You need to post updates and share content when your audience is most active on Twitter. If this is at 2:00 ET on a Wednesday, you better be ready to tweet at that time. There are plenty of tools out there that work by analyzing your followers and finding out the perfect time for you to tweet, which makes it easier to schedule updates accordingly. My favorite is Tweriod. Here’s an example of when my Twitter audience is online during the weekdays and when my tweets might get the most exposure:
Use Link Shorteners
Nothing wastes tweet real estate like placing a full URL into your post. Having a long string of words, numbers and letters is also unsightly. For clean-looking, retweetable posts, shorten your URLs. My favorites are Google’s goo.gl and Bitly.
Participate in Twitter Chats
Twitter chats are a great way to connect with others around specific topics, events and so on. If you actively participate and tweet with quality, there’s a good chance you’ll be retweeted. I try not to miss #SITSSharefest presented by The SITS Girls on Saturday morning. Here I’m able to sync up with fellow bloggers on topics of interest and also share my favorite posts of the week. They’re often retweeted because 1) they are of value to other Sharefest participants and 2) I actively retweet other #SITSSharefest posts and updates. Quid pro quo, my friends.
Tweet Breaking News
If you catch wind of a breaking news story before anyone else, tweet about it! I did this a few months ago when I thought we had an earthquake here in Maine. My post was retweeted a number of times and received a lot of response because I was the first one to question the possibility of an earthquake on Twitter.
This one is sure to cause some controversy, but one of the most effective ways to connect with another person is through emotional contact. Online that can be achieved with emoticons. Don’t be afraid to use them “selectively” when tweeting. A simple :) can humanize your post and cause a reaction (such as a retweet) from your audience.
Never Post in All Caps
I still don’t understand why there are some people using all caps in their tweets. This is the online equivalent to yelling! It’s okay to place a word or two in all caps for emphasis, but never commit the cardinal sin of capitalizing every damn character. It’s annoying, will quickly get you unfollowed and will hardly ever score you a retweet.
Quote Me on This

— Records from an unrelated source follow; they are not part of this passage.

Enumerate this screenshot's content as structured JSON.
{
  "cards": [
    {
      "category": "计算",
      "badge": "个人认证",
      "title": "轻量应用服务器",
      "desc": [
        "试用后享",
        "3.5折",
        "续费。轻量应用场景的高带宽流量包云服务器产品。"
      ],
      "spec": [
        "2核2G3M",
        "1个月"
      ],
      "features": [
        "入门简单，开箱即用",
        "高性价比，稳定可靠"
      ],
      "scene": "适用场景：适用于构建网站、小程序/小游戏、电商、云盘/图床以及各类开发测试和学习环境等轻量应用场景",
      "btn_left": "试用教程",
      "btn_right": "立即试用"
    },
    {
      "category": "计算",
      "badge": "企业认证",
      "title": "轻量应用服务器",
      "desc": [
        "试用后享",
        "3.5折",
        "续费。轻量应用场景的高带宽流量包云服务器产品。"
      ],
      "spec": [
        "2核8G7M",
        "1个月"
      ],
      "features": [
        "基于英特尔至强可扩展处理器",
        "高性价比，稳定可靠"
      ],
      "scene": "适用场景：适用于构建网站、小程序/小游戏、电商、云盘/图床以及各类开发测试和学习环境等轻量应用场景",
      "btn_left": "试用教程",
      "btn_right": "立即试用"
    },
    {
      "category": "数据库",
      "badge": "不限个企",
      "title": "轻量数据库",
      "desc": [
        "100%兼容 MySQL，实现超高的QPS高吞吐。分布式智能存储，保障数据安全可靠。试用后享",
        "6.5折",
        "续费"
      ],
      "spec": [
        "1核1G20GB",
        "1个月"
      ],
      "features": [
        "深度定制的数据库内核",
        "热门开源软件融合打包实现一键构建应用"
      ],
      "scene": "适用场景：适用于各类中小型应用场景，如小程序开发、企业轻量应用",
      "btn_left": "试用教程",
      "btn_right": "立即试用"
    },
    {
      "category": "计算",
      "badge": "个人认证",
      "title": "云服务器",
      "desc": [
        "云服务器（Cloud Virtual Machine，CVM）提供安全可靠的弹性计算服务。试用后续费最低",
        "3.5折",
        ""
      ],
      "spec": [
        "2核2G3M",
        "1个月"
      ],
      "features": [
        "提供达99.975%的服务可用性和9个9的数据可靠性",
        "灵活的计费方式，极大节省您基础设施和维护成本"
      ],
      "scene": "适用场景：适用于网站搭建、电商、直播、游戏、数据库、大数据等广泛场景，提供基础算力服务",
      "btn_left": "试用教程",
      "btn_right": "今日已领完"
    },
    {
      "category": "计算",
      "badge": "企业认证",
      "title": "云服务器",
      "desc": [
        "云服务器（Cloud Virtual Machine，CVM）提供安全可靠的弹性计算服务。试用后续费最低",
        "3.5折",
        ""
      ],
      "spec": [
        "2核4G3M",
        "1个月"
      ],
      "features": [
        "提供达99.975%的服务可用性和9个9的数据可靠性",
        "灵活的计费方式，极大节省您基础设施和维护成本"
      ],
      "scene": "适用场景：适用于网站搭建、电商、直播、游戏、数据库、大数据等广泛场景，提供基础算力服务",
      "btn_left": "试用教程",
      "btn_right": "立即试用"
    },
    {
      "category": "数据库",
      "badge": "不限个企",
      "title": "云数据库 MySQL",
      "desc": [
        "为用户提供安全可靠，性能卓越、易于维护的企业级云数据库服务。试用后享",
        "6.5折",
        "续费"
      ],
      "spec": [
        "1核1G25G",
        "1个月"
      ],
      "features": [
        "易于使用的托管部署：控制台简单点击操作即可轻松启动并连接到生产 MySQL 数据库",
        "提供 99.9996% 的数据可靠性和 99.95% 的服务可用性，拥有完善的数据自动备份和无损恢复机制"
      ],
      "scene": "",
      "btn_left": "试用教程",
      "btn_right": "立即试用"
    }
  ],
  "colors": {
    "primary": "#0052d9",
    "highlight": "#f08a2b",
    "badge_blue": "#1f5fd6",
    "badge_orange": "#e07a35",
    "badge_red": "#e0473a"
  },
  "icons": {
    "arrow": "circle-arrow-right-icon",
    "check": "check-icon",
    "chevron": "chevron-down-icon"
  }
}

Quotes are cool, but you’re not Martin Luther King, Jr. or Steve Jobs. Post quotes sparingly as they are becoming overused in social media. Opt for quotes that are recent, from living persons and have not been frequently shared or tweeted. Use magazine articles, newspapers and websites to find relevant and timely quotes that your audience will appreciate. Perfect example – relevant, from a well-known (rock star) blogger:
Leverage the Recognition of Influencers and Experts
Every industry and market has certain influencers that have gained widespread recognition. If you find something an expert has blogged about or written that would resonate with your audience, tweet about it! Be sure to include “via @INFLUENCER” (replace INFLUENCER with Twitter user name) in your tweet to give them attribution and let others know that the info is from a credible source.
Getting retweeted on Twitter is both an art and science. It takes time and experimentation to master. Keep experimenting with what works and what doesn’t and soon you’ll get it right.
What tactics and strategies have you used to effectively get retweeted? Share them in the comments below!